Assignment -> Pull out from the material below all lines with "policy".

********************

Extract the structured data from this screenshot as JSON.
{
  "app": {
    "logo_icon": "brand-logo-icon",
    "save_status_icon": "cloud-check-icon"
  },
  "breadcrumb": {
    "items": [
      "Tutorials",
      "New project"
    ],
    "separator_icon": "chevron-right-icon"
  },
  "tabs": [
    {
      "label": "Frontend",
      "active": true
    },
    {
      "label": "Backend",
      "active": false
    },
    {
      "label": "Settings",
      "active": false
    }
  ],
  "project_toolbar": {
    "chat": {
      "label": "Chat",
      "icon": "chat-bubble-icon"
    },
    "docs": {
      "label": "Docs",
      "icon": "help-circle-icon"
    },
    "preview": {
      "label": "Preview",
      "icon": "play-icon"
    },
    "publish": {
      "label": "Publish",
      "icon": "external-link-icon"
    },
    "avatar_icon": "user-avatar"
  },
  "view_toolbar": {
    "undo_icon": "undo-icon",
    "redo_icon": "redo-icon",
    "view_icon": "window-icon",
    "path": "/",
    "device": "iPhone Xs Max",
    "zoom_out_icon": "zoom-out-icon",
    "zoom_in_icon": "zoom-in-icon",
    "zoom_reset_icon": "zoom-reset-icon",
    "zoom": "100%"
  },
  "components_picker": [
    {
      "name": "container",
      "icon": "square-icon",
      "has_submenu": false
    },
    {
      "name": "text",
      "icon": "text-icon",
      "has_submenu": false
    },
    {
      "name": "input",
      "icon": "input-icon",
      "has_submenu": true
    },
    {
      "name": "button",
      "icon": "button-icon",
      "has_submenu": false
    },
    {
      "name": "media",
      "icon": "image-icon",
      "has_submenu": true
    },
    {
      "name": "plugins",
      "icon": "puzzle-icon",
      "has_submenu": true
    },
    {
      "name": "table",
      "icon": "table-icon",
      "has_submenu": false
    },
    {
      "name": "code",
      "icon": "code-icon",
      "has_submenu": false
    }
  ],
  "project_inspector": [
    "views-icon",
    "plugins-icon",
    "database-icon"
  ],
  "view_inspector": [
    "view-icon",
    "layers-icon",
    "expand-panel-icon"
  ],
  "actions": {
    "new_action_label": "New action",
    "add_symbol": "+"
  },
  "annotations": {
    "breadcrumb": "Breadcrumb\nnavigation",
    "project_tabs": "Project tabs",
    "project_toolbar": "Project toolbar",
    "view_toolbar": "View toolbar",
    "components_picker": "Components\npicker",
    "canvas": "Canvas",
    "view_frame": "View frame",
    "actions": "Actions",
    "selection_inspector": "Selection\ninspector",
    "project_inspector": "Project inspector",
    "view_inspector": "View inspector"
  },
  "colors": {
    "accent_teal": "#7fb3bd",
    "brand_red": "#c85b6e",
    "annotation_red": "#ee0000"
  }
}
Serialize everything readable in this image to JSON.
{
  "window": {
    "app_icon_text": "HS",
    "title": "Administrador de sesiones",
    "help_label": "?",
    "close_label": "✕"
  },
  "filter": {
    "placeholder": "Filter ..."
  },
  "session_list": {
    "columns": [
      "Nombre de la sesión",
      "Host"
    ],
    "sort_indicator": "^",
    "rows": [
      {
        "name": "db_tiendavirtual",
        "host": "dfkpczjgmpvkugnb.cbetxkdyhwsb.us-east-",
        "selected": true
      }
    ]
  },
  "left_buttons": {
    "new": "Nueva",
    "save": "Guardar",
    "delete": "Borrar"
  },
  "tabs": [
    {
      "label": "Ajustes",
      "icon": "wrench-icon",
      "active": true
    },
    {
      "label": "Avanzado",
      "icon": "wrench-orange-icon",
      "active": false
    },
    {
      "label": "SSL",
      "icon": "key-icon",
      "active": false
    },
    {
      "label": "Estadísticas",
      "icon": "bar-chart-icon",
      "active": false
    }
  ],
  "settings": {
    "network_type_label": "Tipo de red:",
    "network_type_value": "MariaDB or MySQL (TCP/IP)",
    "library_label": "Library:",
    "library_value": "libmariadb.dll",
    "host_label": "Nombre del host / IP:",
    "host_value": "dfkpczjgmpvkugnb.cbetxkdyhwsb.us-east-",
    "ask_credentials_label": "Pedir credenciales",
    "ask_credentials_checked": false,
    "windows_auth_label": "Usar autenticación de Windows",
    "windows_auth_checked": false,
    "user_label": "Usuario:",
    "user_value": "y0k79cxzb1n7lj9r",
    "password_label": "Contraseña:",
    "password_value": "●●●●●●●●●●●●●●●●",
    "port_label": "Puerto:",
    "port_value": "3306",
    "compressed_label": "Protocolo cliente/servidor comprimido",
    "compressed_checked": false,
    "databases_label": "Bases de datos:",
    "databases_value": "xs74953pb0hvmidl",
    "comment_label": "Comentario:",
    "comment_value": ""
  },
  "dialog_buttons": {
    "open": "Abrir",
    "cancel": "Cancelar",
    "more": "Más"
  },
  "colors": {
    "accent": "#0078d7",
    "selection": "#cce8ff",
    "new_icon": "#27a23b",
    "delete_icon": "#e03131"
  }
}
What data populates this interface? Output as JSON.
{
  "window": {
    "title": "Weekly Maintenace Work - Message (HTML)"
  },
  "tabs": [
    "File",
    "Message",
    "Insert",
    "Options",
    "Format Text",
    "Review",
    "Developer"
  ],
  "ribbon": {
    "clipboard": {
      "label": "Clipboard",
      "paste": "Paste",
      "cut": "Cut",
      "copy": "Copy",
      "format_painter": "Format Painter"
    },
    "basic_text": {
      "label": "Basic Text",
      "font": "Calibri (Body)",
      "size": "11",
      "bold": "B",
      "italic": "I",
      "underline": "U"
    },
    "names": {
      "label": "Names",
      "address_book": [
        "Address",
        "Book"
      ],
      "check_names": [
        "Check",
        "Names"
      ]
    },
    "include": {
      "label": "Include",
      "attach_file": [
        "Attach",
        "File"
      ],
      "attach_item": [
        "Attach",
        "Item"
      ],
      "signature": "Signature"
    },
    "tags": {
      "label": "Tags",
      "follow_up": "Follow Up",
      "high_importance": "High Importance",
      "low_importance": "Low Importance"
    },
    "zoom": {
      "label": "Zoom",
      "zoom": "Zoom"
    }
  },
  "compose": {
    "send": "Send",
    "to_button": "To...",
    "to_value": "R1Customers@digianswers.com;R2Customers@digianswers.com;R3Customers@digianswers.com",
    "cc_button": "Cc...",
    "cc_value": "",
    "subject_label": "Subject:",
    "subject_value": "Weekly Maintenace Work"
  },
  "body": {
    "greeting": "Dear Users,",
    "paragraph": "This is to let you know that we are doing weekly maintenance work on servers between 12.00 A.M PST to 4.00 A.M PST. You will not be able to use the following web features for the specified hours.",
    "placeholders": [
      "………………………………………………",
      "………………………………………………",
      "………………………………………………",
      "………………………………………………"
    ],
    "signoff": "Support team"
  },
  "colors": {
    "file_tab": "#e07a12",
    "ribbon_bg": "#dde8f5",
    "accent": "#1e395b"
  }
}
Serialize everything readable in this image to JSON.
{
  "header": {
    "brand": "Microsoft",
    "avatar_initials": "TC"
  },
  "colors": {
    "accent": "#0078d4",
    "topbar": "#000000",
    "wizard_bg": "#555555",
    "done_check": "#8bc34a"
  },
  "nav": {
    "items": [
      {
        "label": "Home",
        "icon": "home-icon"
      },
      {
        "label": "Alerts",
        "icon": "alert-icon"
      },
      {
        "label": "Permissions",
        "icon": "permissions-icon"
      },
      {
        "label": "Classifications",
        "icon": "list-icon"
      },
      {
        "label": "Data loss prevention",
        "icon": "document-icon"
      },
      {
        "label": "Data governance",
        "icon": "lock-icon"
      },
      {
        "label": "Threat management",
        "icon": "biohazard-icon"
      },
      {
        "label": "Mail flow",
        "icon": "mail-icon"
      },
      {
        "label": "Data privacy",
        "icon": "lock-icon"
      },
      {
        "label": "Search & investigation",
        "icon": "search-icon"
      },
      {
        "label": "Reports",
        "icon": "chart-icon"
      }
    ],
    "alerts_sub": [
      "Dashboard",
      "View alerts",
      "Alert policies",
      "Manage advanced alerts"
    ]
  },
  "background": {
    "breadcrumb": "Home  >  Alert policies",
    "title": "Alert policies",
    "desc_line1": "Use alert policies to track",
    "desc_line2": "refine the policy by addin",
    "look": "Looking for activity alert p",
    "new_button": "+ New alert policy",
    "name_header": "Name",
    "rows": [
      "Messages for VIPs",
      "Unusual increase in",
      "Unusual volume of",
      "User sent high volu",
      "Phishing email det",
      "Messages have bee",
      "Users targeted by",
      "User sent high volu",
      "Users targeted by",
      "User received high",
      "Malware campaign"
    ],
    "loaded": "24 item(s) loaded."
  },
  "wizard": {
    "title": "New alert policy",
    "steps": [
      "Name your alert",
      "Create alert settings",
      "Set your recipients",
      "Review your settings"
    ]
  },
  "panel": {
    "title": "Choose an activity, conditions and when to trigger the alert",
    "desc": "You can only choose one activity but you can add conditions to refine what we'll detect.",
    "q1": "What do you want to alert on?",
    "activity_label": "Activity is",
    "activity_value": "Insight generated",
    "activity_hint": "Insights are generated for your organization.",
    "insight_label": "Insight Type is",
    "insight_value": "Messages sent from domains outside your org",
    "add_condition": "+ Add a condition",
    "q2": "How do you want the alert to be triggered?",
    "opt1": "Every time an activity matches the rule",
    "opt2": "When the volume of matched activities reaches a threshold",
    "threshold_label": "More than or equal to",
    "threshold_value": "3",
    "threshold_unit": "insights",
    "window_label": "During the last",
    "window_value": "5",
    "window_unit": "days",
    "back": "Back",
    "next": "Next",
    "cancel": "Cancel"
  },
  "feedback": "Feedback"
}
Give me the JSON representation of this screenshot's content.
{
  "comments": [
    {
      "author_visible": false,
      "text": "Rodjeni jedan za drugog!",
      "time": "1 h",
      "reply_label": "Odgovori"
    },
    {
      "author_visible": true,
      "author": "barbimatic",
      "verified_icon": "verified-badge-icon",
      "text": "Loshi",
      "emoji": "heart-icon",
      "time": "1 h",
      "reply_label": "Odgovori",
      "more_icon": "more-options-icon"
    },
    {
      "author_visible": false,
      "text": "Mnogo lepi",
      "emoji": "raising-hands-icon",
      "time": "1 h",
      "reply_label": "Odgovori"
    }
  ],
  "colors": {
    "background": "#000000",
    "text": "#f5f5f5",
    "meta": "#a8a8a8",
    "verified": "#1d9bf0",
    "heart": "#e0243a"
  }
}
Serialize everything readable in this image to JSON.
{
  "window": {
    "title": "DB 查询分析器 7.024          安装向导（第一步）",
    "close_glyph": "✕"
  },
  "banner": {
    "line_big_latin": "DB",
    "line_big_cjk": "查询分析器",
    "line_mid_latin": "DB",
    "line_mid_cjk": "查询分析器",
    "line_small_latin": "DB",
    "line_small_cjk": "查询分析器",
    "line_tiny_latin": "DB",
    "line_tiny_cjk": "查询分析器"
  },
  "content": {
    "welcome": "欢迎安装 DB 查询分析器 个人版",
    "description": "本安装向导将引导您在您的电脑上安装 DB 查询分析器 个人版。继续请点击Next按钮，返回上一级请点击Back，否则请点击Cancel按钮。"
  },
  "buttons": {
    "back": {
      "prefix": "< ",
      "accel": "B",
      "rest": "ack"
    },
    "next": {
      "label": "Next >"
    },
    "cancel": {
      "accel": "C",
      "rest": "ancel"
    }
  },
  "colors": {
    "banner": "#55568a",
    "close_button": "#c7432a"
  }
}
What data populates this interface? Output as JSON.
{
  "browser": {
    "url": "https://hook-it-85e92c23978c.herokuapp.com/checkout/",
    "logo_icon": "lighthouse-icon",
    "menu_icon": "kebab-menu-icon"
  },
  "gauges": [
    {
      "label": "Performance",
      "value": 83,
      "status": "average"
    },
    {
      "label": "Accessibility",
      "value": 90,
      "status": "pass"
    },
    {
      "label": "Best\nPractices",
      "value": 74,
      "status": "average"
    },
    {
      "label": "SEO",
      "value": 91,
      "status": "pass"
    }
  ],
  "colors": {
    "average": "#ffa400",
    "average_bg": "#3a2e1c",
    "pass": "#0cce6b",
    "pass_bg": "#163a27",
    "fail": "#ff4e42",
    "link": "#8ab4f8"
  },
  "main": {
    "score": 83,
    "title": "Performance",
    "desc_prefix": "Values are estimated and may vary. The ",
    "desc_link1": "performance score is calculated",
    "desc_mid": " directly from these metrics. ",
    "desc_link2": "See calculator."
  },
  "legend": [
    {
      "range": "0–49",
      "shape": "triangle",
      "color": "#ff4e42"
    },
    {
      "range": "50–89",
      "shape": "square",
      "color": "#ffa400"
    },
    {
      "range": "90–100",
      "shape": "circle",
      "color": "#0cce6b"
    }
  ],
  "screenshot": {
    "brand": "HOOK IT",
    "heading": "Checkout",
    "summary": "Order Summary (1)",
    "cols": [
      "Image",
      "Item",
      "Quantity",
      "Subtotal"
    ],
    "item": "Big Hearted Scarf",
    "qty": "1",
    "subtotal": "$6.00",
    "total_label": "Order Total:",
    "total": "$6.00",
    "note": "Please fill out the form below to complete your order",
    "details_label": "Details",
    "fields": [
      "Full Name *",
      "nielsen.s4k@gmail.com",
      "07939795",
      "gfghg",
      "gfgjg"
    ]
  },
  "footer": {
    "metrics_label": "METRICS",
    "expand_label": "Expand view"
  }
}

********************

Answer box ->
    "desc_line2": "refine the policy by addin",
    "new_button": "+ New alert policy",
    "title": "New alert policy",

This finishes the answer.